It’s like digging yourself into a hole, then giving the shovel (power) to your friend outside the hole. Then he says, ‘I need a bigger mound of dirt up here in order for you to get out,’ but for a bigger mound of dirt you need to keep digging the hole.

This is where the motivation comes to have an unbiased, bi-partisan audit of the Federal Reserve system. It’s an effort to calculate the national economic damage and prove to the public that being in debt to a system like the Federal Reserve, is playing with fire, walking on thin ice, smacking a horse’s ass, and playing near a hot stove.

While yes, the word Federal is derived from government-appointed board officials to conduct policy.
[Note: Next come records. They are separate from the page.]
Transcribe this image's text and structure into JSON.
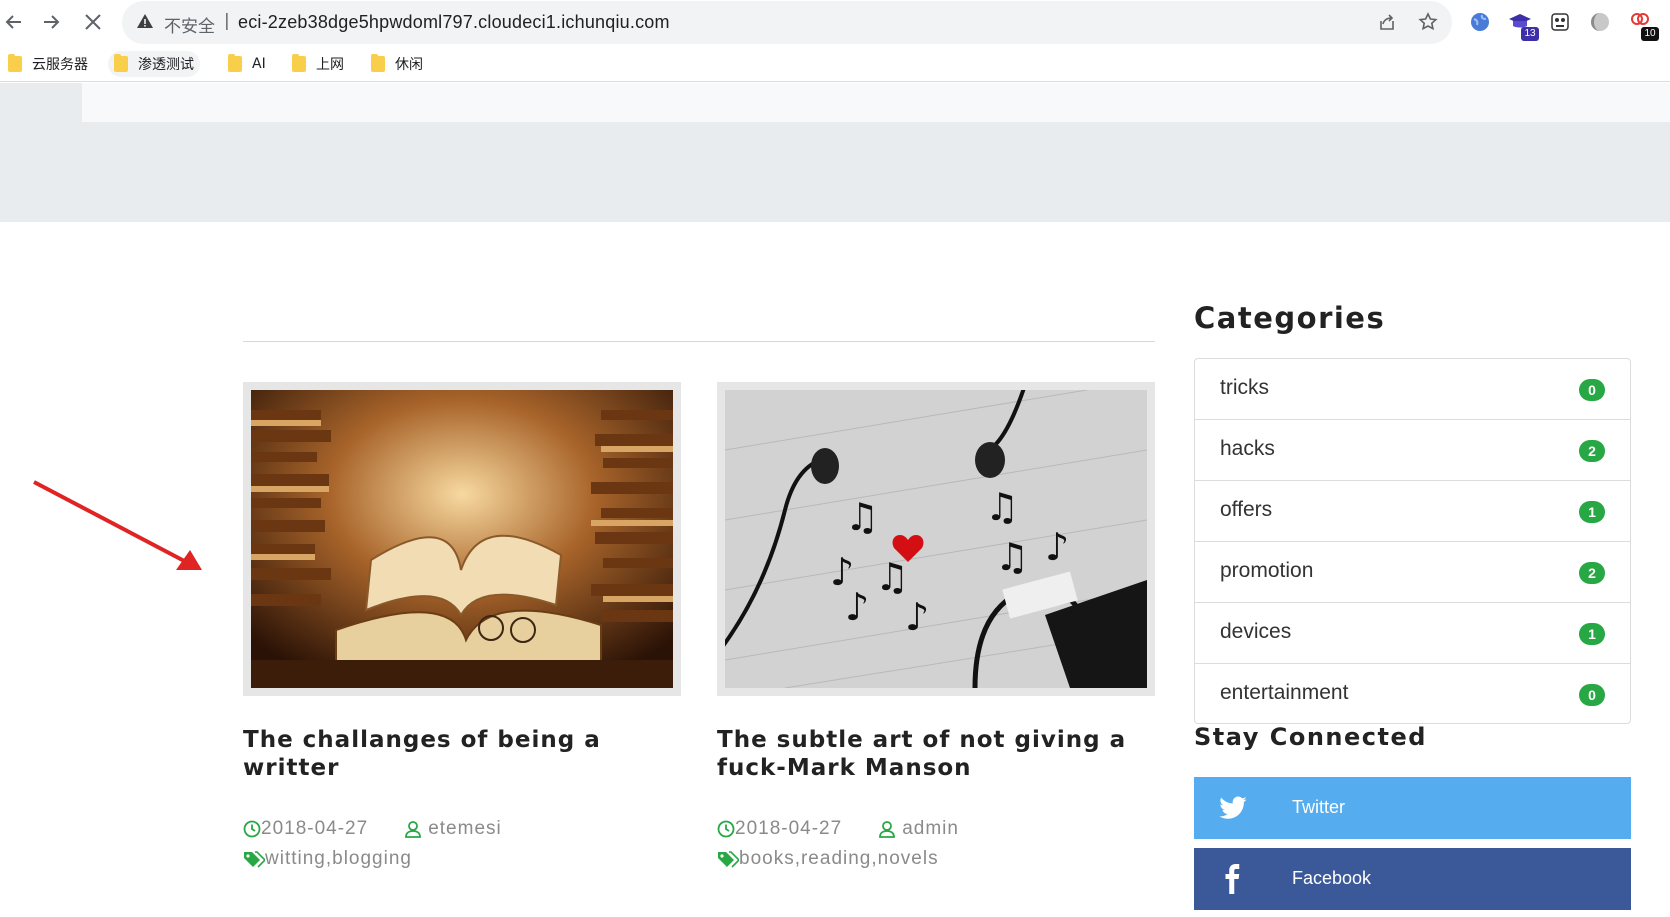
{
  "browser": {
    "security_label": "不安全",
    "url": "eci-2zeb38dge5hpwdoml797.cloudeci1.ichunqiu.com",
    "extension_badges": [
      "13",
      "10"
    ],
    "bookmarks": [
      {
        "label": "云服务器"
      },
      {
        "label": "渗透测试"
      },
      {
        "label": "AI"
      },
      {
        "label": "上网"
      },
      {
        "label": "休闲"
      }
    ]
  },
  "posts": [
    {
      "title": "The challanges of being a writter",
      "date": "2018-04-27",
      "author": "etemesi",
      "tags": "witting,blogging",
      "image": "stacked-books-image"
    },
    {
      "title": "The subtle art of not giving a fuck-Mark Manson",
      "date": "2018-04-27",
      "author": "admin",
      "tags": "books,reading,novels",
      "image": "earphones-music-notes-image"
    }
  ],
  "sidebar": {
    "categories_heading": "Categories",
    "categories": [
      {
        "name": "tricks",
        "count": "0"
      },
      {
        "name": "hacks",
        "count": "2"
      },
      {
        "name": "offers",
        "count": "1"
      },
      {
        "name": "promotion",
        "count": "2"
      },
      {
        "name": "devices",
        "count": "1"
      },
      {
        "name": "entertainment",
        "count": "0"
      }
    ],
    "stay_connected_heading": "Stay Connected",
    "social": [
      {
        "label": "Twitter",
        "color": "#55acee"
      },
      {
        "label": "Facebook",
        "color": "#3b5998"
      }
    ]
  },
  "colors": {
    "accent_green": "#28a745",
    "annotation_arrow": "#e02424"
  }
}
However, these officials only make up 7 of the 12. The other 5 are bank presidents that are on yearly rotation, and the president of the actual Federal Reserve. How can people, with so much money and power at stake, not be corrupt in making our monetary policy?

I leave you with just one question: If the Federal Reserve is indeed for our own good as it’s marketed and ingrained in us in schools, why wouldn’t they want to be transparent and partake in an audit?

If you wish to dive deeper into the Federal Reserve, we’ll have more history and actions of the Fed in articles. If you want to do your own research, here is a great place to start.